◆ AIM OF THE TASK
Drop every image, then reproduce the data exactly as given.

◆ DATA SUPPLIED
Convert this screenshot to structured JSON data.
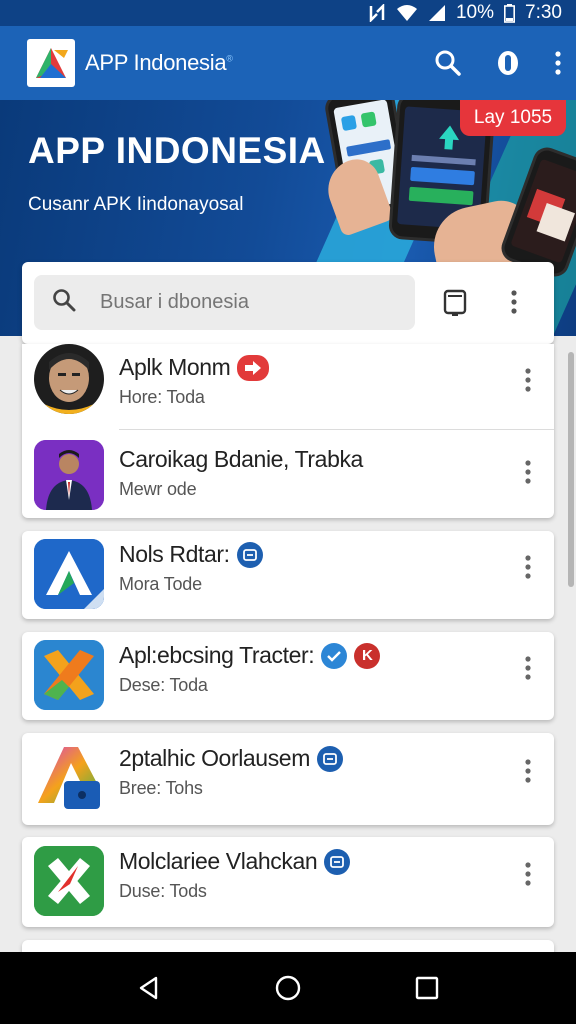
{
  "status_bar": {
    "battery": "10%",
    "time": "7:30"
  },
  "app_bar": {
    "title": "APP Indonesia",
    "title_mark": "®"
  },
  "hero": {
    "title": "APP INDONESIA",
    "subtitle": "Cusanr APK Iindonayosal",
    "badge": "Lay 1055"
  },
  "search": {
    "placeholder": "Busar i dbonesia"
  },
  "apps": [
    {
      "name": "Aplk Monm",
      "meta": "Hore: Toda",
      "icon": "face-avatar-icon",
      "badges": [
        "red-arrow-badge"
      ]
    },
    {
      "name": "Caroikag Bdanie, Trabka",
      "meta": "Mewr ode",
      "icon": "news-anchor-icon",
      "badges": []
    },
    {
      "name": "Nols Rdtar:",
      "meta": "Mora Tode",
      "icon": "blue-a-logo-icon",
      "badges": [
        "blue-square-badge"
      ]
    },
    {
      "name": "Apl:ebcsing Tracter:",
      "meta": "Dese: Toda",
      "icon": "orange-x-logo-icon",
      "badges": [
        "blue-check-badge",
        "red-k-badge"
      ]
    },
    {
      "name": "2ptalhic Oorlausem",
      "meta": "Bree: Tohs",
      "icon": "gradient-a-logo-icon",
      "badges": [
        "blue-square-badge"
      ]
    },
    {
      "name": "Molclariee Vlahckan",
      "meta": "Duse: Tods",
      "icon": "green-x-logo-icon",
      "badges": [
        "blue-square-badge"
      ]
    }
  ],
  "colors": {
    "app_bar": "#1c63b7",
    "status_bar": "#0e4286",
    "hero_badge": "#e6353b",
    "background": "#ececec"
  }
}
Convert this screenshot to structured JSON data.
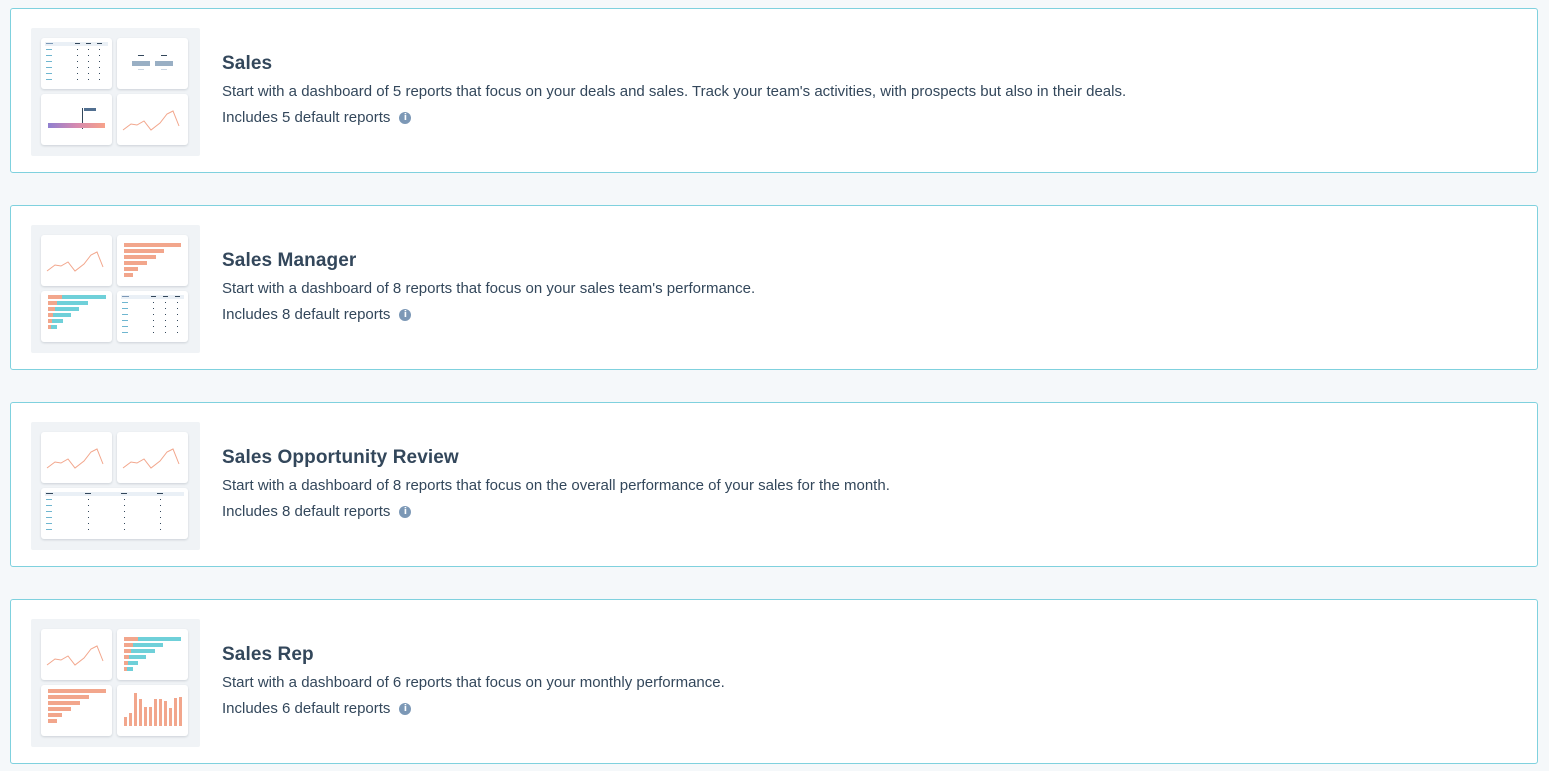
{
  "templates": [
    {
      "title": "Sales",
      "description": "Start with a dashboard of 5 reports that focus on your deals and sales. Track your team's activities, with prospects but also in their deals.",
      "includes": "Includes 5 default reports",
      "info_icon": "info-icon",
      "preview": [
        "table",
        "boxes",
        "heat",
        "line"
      ]
    },
    {
      "title": "Sales Manager",
      "description": "Start with a dashboard of 8 reports that focus on your sales team's performance.",
      "includes": "Includes 8 default reports",
      "info_icon": "info-icon",
      "preview": [
        "line",
        "hbar",
        "hbar-split",
        "table"
      ]
    },
    {
      "title": "Sales Opportunity Review",
      "description": "Start with a dashboard of 8 reports that focus on the overall performance of your sales for the month.",
      "includes": "Includes 8 default reports",
      "info_icon": "info-icon",
      "preview": [
        "line",
        "line",
        "wide-table"
      ]
    },
    {
      "title": "Sales Rep",
      "description": "Start with a dashboard of 6 reports that focus on your monthly performance.",
      "includes": "Includes 6 default reports",
      "info_icon": "info-icon",
      "preview": [
        "line",
        "hbar-split",
        "hbar",
        "vbar"
      ]
    }
  ],
  "colors": {
    "border": "#7fd1de",
    "salmon": "#f2a68c",
    "teal": "#6fd0d9",
    "text": "#33475b",
    "info": "#7c98b6"
  }
}
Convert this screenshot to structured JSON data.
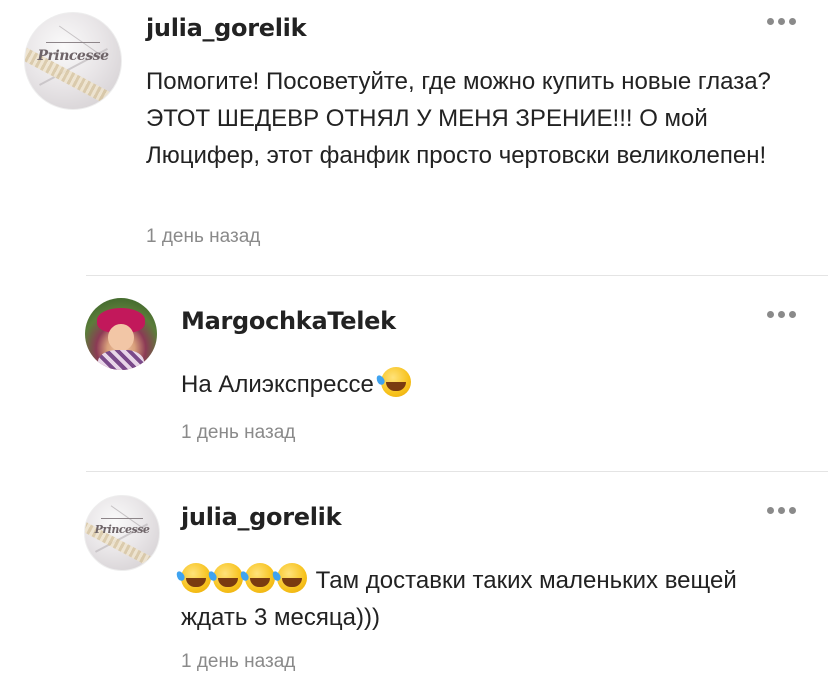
{
  "comments": [
    {
      "username": "julia_gorelik",
      "avatar_text": "Princesse",
      "text": "Помогите! Посоветуйте, где можно купить новые глаза? ЭТОТ ШЕДЕВР ОТНЯЛ У МЕНЯ ЗРЕНИЕ!!! О мой Люцифер, этот фанфик просто чертовски великолепен!",
      "time": "1 день назад"
    },
    {
      "username": "MargochkaTelek",
      "text": "На Алиэкспрессе",
      "emoji_count": 1,
      "time": "1 день назад"
    },
    {
      "username": "julia_gorelik",
      "avatar_text": "Princesse",
      "text": "Там доставки таких маленьких вещей ждать 3 месяца)))",
      "emoji_count": 4,
      "time": "1 день назад"
    }
  ],
  "icons": {
    "more": "more-horizontal-icon",
    "emoji": "rolling-on-floor-laughing-icon"
  },
  "colors": {
    "text": "#222222",
    "muted": "#8a8a8a",
    "divider": "#e4e4e4"
  }
}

◆ ANSWER AREA
Convert this screenshot to structured JSON data.
{
  "status_bar": {
    "battery": "10%",
    "time": "7:30"
  },
  "app_bar": {
    "title": "APP Indonesia",
    "title_mark": "®"
  },
  "hero": {
    "title": "APP INDONESIA",
    "subtitle": "Cusanr APK Iindonayosal",
    "badge": "Lay 1055"
  },
  "search": {
    "placeholder": "Busar i dbonesia"
  },
  "apps": [
    {
      "name": "Aplk Monm",
      "meta": "Hore: Toda",
      "icon": "face-avatar-icon",
      "badges": [
        "red-arrow-badge"
      ]
    },
    {
      "name": "Caroikag Bdanie, Trabka",
      "meta": "Mewr ode",
      "icon": "news-anchor-icon",
      "badges": []
    },
    {
      "name": "Nols Rdtar:",
      "meta": "Mora Tode",
      "icon": "blue-a-logo-icon",
      "badges": [
        "blue-square-badge"
      ]
    },
    {
      "name": "Apl:ebcsing Tracter:",
      "meta": "Dese: Toda",
      "icon": "orange-x-logo-icon",
      "badges": [
        "blue-check-badge",
        "red-k-badge"
      ]
    },
    {
      "name": "2ptalhic Oorlausem",
      "meta": "Bree: Tohs",
      "icon": "gradient-a-logo-icon",
      "badges": [
        "blue-square-badge"
      ]
    },
    {
      "name": "Molclariee Vlahckan",
      "meta": "Duse: Tods",
      "icon": "green-x-logo-icon",
      "badges": [
        "blue-square-badge"
      ]
    }
  ],
  "colors": {
    "app_bar": "#1c63b7",
    "status_bar": "#0e4286",
    "hero_badge": "#e6353b",
    "background": "#ececec"
  }
}
Convert this screenshot to structured JSON data.
{
  "templates": [
    {
      "title": "Sales",
      "description": "Start with a dashboard of 5 reports that focus on your deals and sales. Track your team's activities, with prospects but also in their deals.",
      "includes": "Includes 5 default reports",
      "info_icon": "info-icon",
      "preview": [
        "table",
        "boxes",
        "heat",
        "line"
      ]
    },
    {
      "title": "Sales Manager",
      "description": "Start with a dashboard of 8 reports that focus on your sales team's performance.",
      "includes": "Includes 8 default reports",
      "info_icon": "info-icon",
      "preview": [
        "line",
        "hbar",
        "hbar-split",
        "table"
      ]
    },
    {
      "title": "Sales Opportunity Review",
      "description": "Start with a dashboard of 8 reports that focus on the overall performance of your sales for the month.",
      "includes": "Includes 8 default reports",
      "info_icon": "info-icon",
      "preview": [
        "line",
        "line",
        "wide-table"
      ]
    },
    {
      "title": "Sales Rep",
      "description": "Start with a dashboard of 6 reports that focus on your monthly performance.",
      "includes": "Includes 6 default reports",
      "info_icon": "info-icon",
      "preview": [
        "line",
        "hbar-split",
        "hbar",
        "vbar"
      ]
    }
  ],
  "colors": {
    "border": "#7fd1de",
    "salmon": "#f2a68c",
    "teal": "#6fd0d9",
    "text": "#33475b",
    "info": "#7c98b6"
  }
}
Convert this screenshot to structured JSON data.
{
  "comments": [
    {
      "username": "julia_gorelik",
      "avatar_text": "Princesse",
      "text": "Помогите! Посоветуйте, где можно купить новые глаза? ЭТОТ ШЕДЕВР ОТНЯЛ У МЕНЯ ЗРЕНИЕ!!! О мой Люцифер, этот фанфик просто чертовски великолепен!",
      "time": "1 день назад"
    },
    {
      "username": "MargochkaTelek",
      "text": "На Алиэкспрессе",
      "emoji_count": 1,
      "time": "1 день назад"
    },
    {
      "username": "julia_gorelik",
      "avatar_text": "Princesse",
      "text": "Там доставки таких маленьких вещей ждать 3 месяца)))",
      "emoji_count": 4,
      "time": "1 день назад"
    }
  ],
  "icons": {
    "more": "more-horizontal-icon",
    "emoji": "rolling-on-floor-laughing-icon"
  },
  "colors": {
    "text": "#222222",
    "muted": "#8a8a8a",
    "divider": "#e4e4e4"
  }
}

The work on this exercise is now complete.